- _Exercise_
A copy is needed of each line in the records that has the word "Stock".

- _Stored data entries_
____

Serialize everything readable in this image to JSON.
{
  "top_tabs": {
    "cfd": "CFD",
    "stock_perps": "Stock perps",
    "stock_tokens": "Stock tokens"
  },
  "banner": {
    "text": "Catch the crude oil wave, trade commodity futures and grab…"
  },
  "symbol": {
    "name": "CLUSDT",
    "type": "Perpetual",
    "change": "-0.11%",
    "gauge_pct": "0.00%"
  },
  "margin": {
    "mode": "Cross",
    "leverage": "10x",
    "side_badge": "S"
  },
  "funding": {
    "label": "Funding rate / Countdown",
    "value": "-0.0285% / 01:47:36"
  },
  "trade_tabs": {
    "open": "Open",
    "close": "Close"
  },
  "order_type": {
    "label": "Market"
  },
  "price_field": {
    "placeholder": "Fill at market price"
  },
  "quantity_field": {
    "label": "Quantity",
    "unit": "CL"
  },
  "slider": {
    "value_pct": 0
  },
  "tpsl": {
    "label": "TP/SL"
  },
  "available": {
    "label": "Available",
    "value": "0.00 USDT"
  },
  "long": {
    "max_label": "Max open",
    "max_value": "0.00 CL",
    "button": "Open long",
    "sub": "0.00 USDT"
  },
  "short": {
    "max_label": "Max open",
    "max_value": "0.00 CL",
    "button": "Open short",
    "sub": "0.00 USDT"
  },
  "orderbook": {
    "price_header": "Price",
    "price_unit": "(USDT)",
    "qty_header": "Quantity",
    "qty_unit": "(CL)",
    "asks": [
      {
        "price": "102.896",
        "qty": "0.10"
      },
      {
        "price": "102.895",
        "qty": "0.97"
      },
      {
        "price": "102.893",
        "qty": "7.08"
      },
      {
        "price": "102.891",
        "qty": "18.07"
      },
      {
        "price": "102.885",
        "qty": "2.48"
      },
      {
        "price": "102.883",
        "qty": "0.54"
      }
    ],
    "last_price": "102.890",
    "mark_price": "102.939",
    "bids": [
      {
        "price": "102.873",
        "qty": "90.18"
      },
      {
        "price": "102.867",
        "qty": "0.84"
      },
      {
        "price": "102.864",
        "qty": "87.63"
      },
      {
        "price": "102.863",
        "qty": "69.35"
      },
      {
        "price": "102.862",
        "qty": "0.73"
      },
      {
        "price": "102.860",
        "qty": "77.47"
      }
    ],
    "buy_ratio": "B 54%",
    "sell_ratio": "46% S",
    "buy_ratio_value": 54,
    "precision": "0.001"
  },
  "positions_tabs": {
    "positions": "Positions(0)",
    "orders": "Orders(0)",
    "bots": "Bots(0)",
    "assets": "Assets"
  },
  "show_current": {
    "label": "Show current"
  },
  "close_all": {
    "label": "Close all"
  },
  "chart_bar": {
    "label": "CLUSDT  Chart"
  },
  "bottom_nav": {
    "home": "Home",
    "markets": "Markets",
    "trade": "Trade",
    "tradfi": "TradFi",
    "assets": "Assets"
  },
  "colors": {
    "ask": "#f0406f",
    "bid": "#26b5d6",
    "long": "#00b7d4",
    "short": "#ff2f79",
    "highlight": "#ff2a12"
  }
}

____

- _Exercise solution_
    "stock_perps": "Stock perps",
    "stock_tokens": "Stock tokens"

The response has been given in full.